=== Exercise ===
Whenever a line below holds the word "Estilos", count it; then give the total and nothing else.

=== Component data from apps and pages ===
________________
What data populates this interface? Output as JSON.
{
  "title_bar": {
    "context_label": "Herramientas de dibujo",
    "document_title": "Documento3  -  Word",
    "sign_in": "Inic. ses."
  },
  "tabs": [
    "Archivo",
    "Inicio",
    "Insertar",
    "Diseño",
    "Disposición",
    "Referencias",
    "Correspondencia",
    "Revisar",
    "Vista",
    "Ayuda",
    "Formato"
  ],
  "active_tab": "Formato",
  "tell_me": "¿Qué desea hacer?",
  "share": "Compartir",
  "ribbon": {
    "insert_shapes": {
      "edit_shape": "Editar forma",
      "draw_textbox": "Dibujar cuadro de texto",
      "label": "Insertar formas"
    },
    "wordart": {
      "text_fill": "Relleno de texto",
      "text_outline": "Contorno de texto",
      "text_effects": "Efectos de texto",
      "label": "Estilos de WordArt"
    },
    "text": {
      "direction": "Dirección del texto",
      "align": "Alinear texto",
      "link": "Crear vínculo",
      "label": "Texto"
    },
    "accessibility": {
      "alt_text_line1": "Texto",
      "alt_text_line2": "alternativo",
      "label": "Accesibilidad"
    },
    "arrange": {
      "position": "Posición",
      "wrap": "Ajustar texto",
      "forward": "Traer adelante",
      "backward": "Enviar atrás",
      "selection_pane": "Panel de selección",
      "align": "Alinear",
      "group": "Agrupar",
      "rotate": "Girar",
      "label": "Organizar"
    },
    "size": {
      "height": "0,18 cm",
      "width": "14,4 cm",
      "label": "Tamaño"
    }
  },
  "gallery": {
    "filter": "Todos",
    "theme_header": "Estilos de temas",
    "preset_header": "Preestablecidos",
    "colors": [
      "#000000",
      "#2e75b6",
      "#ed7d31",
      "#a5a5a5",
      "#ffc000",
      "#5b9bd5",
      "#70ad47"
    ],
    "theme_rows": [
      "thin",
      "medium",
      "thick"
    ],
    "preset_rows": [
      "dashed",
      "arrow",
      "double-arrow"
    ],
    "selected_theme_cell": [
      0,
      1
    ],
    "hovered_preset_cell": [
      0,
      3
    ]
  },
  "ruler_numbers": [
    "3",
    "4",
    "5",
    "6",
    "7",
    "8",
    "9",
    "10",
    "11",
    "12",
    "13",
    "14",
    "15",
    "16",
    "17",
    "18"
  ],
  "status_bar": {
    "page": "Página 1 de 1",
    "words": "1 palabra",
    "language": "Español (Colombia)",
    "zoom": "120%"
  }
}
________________
=== Solution ===
2